___ Supplied records ___

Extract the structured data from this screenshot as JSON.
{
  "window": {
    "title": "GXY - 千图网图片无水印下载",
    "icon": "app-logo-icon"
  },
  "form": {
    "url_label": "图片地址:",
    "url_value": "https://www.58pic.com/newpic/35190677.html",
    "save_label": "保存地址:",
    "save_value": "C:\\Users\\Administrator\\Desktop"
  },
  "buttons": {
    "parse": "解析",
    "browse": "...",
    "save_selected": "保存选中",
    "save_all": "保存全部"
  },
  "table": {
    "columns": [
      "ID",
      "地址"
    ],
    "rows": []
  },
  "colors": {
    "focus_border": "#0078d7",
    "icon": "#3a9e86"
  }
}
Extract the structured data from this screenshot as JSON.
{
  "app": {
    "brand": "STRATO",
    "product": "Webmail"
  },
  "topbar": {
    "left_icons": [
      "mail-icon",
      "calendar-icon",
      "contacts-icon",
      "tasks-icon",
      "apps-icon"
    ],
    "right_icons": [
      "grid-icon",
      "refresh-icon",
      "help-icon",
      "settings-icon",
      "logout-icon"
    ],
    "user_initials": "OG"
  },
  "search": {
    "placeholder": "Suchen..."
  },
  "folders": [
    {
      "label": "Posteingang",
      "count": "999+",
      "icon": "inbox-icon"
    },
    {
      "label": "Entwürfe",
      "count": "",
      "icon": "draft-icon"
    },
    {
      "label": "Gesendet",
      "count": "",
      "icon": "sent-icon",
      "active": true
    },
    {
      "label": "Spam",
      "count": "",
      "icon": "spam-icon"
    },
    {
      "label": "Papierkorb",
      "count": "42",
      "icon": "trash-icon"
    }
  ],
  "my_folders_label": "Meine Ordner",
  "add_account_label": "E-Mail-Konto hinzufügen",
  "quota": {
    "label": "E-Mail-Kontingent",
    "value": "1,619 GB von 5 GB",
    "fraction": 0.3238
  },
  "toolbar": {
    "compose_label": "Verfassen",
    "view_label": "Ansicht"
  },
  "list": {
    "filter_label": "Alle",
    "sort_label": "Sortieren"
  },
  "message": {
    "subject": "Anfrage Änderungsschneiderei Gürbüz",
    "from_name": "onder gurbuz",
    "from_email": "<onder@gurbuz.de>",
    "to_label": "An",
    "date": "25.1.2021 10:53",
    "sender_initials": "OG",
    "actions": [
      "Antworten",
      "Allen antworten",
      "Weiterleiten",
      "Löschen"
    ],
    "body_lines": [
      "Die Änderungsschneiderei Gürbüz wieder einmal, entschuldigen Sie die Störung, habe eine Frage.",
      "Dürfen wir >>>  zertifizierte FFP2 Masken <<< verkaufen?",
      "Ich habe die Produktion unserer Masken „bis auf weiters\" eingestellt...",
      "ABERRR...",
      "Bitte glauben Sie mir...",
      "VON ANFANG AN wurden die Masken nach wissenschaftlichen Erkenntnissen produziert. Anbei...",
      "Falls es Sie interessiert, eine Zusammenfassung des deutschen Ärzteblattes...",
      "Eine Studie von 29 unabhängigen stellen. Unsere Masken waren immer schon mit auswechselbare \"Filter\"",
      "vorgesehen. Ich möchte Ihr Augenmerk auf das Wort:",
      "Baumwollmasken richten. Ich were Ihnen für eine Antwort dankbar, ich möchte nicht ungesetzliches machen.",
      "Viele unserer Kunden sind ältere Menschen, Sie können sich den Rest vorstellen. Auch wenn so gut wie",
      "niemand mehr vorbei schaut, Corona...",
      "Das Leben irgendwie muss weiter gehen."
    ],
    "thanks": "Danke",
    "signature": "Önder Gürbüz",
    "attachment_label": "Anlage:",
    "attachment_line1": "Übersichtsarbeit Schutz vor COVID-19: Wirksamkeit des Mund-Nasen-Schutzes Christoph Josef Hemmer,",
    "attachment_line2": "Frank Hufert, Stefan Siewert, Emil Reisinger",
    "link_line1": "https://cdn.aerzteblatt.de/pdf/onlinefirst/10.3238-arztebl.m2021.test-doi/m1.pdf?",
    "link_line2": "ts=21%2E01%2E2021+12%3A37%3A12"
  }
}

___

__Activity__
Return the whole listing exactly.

__Output__
Extract the structured data from this screenshot as JSON.
{
  "window": {
    "title": "GXY - 千图网图片无水印下载",
    "icon": "app-logo-icon"
  },
  "form": {
    "url_label": "图片地址:",
    "url_value": "https://www.58pic.com/newpic/35190677.html",
    "save_label": "保存地址:",
    "save_value": "C:\\Users\\Administrator\\Desktop"
  },
  "buttons": {
    "parse": "解析",
    "browse": "...",
    "save_selected": "保存选中",
    "save_all": "保存全部"
  },
  "table": {
    "columns": [
      "ID",
      "地址"
    ],
    "rows": []
  },
  "colors": {
    "focus_border": "#0078d7",
    "icon": "#3a9e86"
  }
}
Extract the structured data from this screenshot as JSON.
{
  "app": {
    "brand": "STRATO",
    "product": "Webmail"
  },
  "topbar": {
    "left_icons": [
      "mail-icon",
      "calendar-icon",
      "contacts-icon",
      "tasks-icon",
      "apps-icon"
    ],
    "right_icons": [
      "grid-icon",
      "refresh-icon",
      "help-icon",
      "settings-icon",
      "logout-icon"
    ],
    "user_initials": "OG"
  },
  "search": {
    "placeholder": "Suchen..."
  },
  "folders": [
    {
      "label": "Posteingang",
      "count": "999+",
      "icon": "inbox-icon"
    },
    {
      "label": "Entwürfe",
      "count": "",
      "icon": "draft-icon"
    },
    {
      "label": "Gesendet",
      "count": "",
      "icon": "sent-icon",
      "active": true
    },
    {
      "label": "Spam",
      "count": "",
      "icon": "spam-icon"
    },
    {
      "label": "Papierkorb",
      "count": "42",
      "icon": "trash-icon"
    }
  ],
  "my_folders_label": "Meine Ordner",
  "add_account_label": "E-Mail-Konto hinzufügen",
  "quota": {
    "label": "E-Mail-Kontingent",
    "value": "1,619 GB von 5 GB",
    "fraction": 0.3238
  },
  "toolbar": {
    "compose_label": "Verfassen",
    "view_label": "Ansicht"
  },
  "list": {
    "filter_label": "Alle",
    "sort_label": "Sortieren"
  },
  "message": {
    "subject": "Anfrage Änderungsschneiderei Gürbüz",
    "from_name": "onder gurbuz",
    "from_email": "<onder@gurbuz.de>",
    "to_label": "An",
    "date": "25.1.2021 10:53",
    "sender_initials": "OG",
    "actions": [
      "Antworten",
      "Allen antworten",
      "Weiterleiten",
      "Löschen"
    ],
    "body_lines": [
      "Die Änderungsschneiderei Gürbüz wieder einmal, entschuldigen Sie die Störung, habe eine Frage.",
      "Dürfen wir >>>  zertifizierte FFP2 Masken <<< verkaufen?",
      "Ich habe die Produktion unserer Masken „bis auf weiters\" eingestellt...",
      "ABERRR...",
      "Bitte glauben Sie mir...",
      "VON ANFANG AN wurden die Masken nach wissenschaftlichen Erkenntnissen produziert. Anbei...",
      "Falls es Sie interessiert, eine Zusammenfassung des deutschen Ärzteblattes...",
      "Eine Studie von 29 unabhängigen stellen. Unsere Masken waren immer schon mit auswechselbare \"Filter\"",
      "vorgesehen. Ich möchte Ihr Augenmerk auf das Wort:",
      "Baumwollmasken richten. Ich were Ihnen für eine Antwort dankbar, ich möchte nicht ungesetzliches machen.",
      "Viele unserer Kunden sind ältere Menschen, Sie können sich den Rest vorstellen. Auch wenn so gut wie",
      "niemand mehr vorbei schaut, Corona...",
      "Das Leben irgendwie muss weiter gehen."
    ],
    "thanks": "Danke",
    "signature": "Önder Gürbüz",
    "attachment_label": "Anlage:",
    "attachment_line1": "Übersichtsarbeit Schutz vor COVID-19: Wirksamkeit des Mund-Nasen-Schutzes Christoph Josef Hemmer,",
    "attachment_line2": "Frank Hufert, Stefan Siewert, Emil Reisinger",
    "link_line1": "https://cdn.aerzteblatt.de/pdf/onlinefirst/10.3238-arztebl.m2021.test-doi/m1.pdf?",
    "link_line2": "ts=21%2E01%2E2021+12%3A37%3A12"
  }
}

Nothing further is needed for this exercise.